Skip to main content

Ecological Mindfulness

Thomas Taha Rassam Culhane and Solar Cities


←  Go back                                                  Next page

Urban Planner


Emerging Explorer, National Geographic Blackstone Innovation Challenge Grantee.

It takes one mother seven hours to bathe her family. She leaves her Cairo apartment, bucket in hand, and walks to the neighborhood water standpipe. Returning, bucket balanced atop her head, she climbs three flights of stairs, lights the stove, and waits for the water to warm. Bucket after bucket, trip after trip, hour after hour.

Thomas Taha Rassam "T.H." Culhane has a better idea.

His nongovernmental organization, Solar C.I.T.I.E.S., works with residents of Cairo’s poorest neighborhoods to install rooftop solar water heaters. "They generate 200 liters of hot water and 200 liters of cold water for each household every day," Culhane explains. "And since the technology is completely CO2 free, it contributes nothing to global warming. If people don’t have access to enough water, it becomes a serious health issue. And when women spend all their time tending stoves to heat water, they how can they go to school or get ahead?" Culhane’s grasp of these daily challenges is personal; he and his wife moved to a slum apartment themselves to gain firsthand experience.

He stresses that his organization is not merely a solar power provider, but an idea generator. "We realize the value of collective intelligence. These neighborhoods are filled with welders, plumbers, carpenters, and glassworkers. We bring capital and plans; they bring talent and creativity. We build these systems together from scratch." And while environmentally friendly solar heaters do reduce carbon emissions, he insists that’s a byproduct, not his agenda: "We’re not being idealistic; we’re out to provide solutions. Solar energy plays a principal role in our work because it makes practical, perfect sense."

In fact, Culhane’s work on the rooftops of Cairo began under the treetops in tropical forests. During rain forest ecology fieldwork with the Dayak of Borneo and the Maya Itza of Guatemala’s jungle villages, he witnessed a culture that used every part of the environment to survive and thrive. "It inspired me to rethink urban living along those same ecological principles." Surprisingly, it was in a city of 20 million that he encountered the rain forest ethic again.

Cairo’s Zabaleen people (literally translated as "garbage people") have collected and recycled the city’s waste by hand for decades. "We’re taught that garbage is garbage," Culhane notes, "but the Zabaleen view everything around them as useful for something. They’re a model of industrial ecology. They already were using solar energy to dry plastics they recycled and resold. So could they use the sun for other things? I went in with the idea of solar water heaters—technology that can be built entirely from recycled materials, with your own two hands, at minimal expense. People were so enthusiastic! They had considered solar heaters, but a pre-manufactured unit cost the equivalent of a year’s salary."

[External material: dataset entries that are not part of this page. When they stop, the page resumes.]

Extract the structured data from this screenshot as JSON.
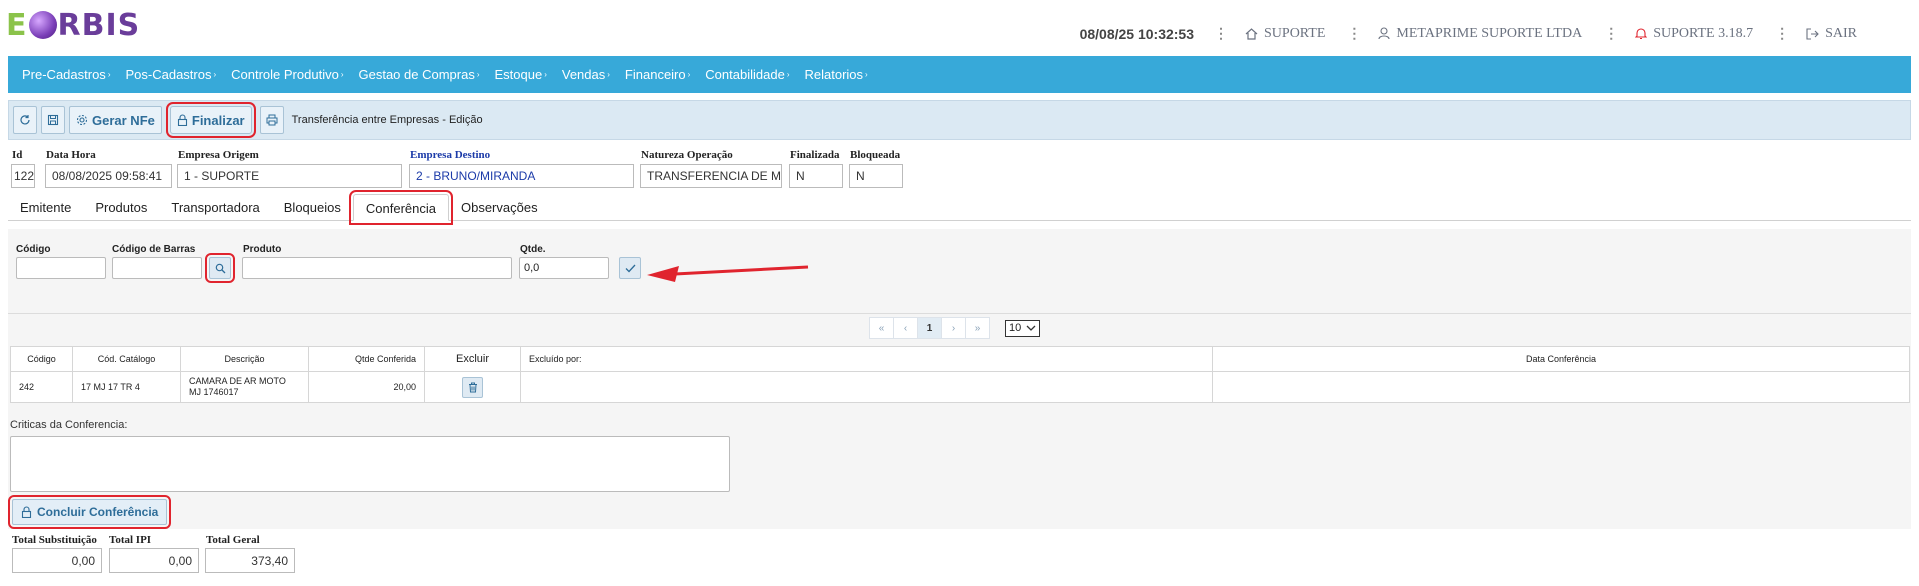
{
  "header": {
    "logo_e": "E",
    "logo_rest": "RBIS",
    "datetime": "08/08/25 10:32:53",
    "home_label": "SUPORTE",
    "user_label": "METAPRIME SUPORTE LTDA",
    "version_label": "SUPORTE 3.18.7",
    "exit_label": "SAIR"
  },
  "menu": [
    "Pre-Cadastros",
    "Pos-Cadastros",
    "Controle Produtivo",
    "Gestao de Compras",
    "Estoque",
    "Vendas",
    "Financeiro",
    "Contabilidade",
    "Relatorios"
  ],
  "toolbar": {
    "gerar_nfe": "Gerar NFe",
    "finalizar": "Finalizar",
    "title": "Transferência entre Empresas - Edição"
  },
  "form": {
    "id_label": "Id",
    "id_value": "122",
    "datahora_label": "Data Hora",
    "datahora_value": "08/08/2025 09:58:41",
    "origem_label": "Empresa Origem",
    "origem_value": "1 - SUPORTE",
    "destino_label": "Empresa Destino",
    "destino_value": "2 - BRUNO/MIRANDA",
    "natureza_label": "Natureza Operação",
    "natureza_value": "TRANSFERENCIA DE MERC",
    "finalizada_label": "Finalizada",
    "finalizada_value": "N",
    "bloqueada_label": "Bloqueada",
    "bloqueada_value": "N"
  },
  "tabs": [
    "Emitente",
    "Produtos",
    "Transportadora",
    "Bloqueios",
    "Conferência",
    "Observações"
  ],
  "conferencia": {
    "codigo_label": "Código",
    "codigo_barras_label": "Código de Barras",
    "produto_label": "Produto",
    "qtde_label": "Qtde.",
    "qtde_value": "0,0"
  },
  "pager": {
    "first": "«",
    "prev": "‹",
    "current": "1",
    "next": "›",
    "last": "»",
    "page_size": "10"
  },
  "table": {
    "headers": [
      "Código",
      "Cód. Catálogo",
      "Descrição",
      "Qtde Conferida",
      "Excluir",
      "Excluído por:",
      "Data Conferência"
    ],
    "rows": [
      {
        "codigo": "242",
        "catalogo": "17 MJ 17 TR 4",
        "descricao": "CAMARA DE AR MOTO MJ 1746017",
        "qtde": "20,00",
        "excluido_por": "",
        "data": ""
      }
    ]
  },
  "criticas_label": "Criticas da Conferencia:",
  "concluir_label": "Concluir Conferência",
  "totais": {
    "subst_label": "Total Substituição",
    "subst_value": "0,00",
    "ipi_label": "Total IPI",
    "ipi_value": "0,00",
    "geral_label": "Total Geral",
    "geral_value": "373,40"
  },
  "colors": {
    "menubar": "#37a9d9",
    "toolbar": "#dbe9f3",
    "highlight": "#e0242e",
    "arrow": "#e0242e"
  },
  "icons": [
    "refresh-icon",
    "save-icon",
    "gear-icon",
    "lock-icon",
    "printer-icon",
    "search-icon",
    "check-icon",
    "trash-icon",
    "home-icon",
    "user-icon",
    "bell-icon",
    "logout-icon"
  ]
}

Instead, Culhane offered basic design plans, while local craftsmen added improvements and sourced materials. "It’s been a really humbling experience," he observes. "One family‘s goat kept jumping up and breaking the heater’s glass panels. We elevated the unit out of harm’s way by building a brick wall. They immediately realized the new space could be used as a cool, shaded ‘goat house,’ which would keep the flock from dying during blazing summer months."

The incident epitomizes a fundamental Culhane belief: Poor communities are rich with possibilities and innovative ideas. "The poor don’t need our pity; they need a chance to help themselves," he says. "I categorically do not believe in categories. The poor aren’t a class of weak victims; they’re millions of creative individuals."

With Culhane's help, more than 30 solar tanks now dot the rooftops of the Zabaleen’s primarily Coptic Christian community, as well as Darb Al-Ahmar, an Islamic Cairo neighborhood. "I divide my time between the two, working to bring them together," Culhane notes. (Hence the name Solar C.I.T.I.E.S: Connecting Community Catalysts Integrating Technologies for Industrial Ecology Systems.) "I knew if they could actually meet one another and connect on a project to solve common problems, they would overcome their differences. They immediately began sharing and building on each other’s expertise. Now we’re using the strengths of both Christianity and Islam to fight a common enemy: environmental degradation."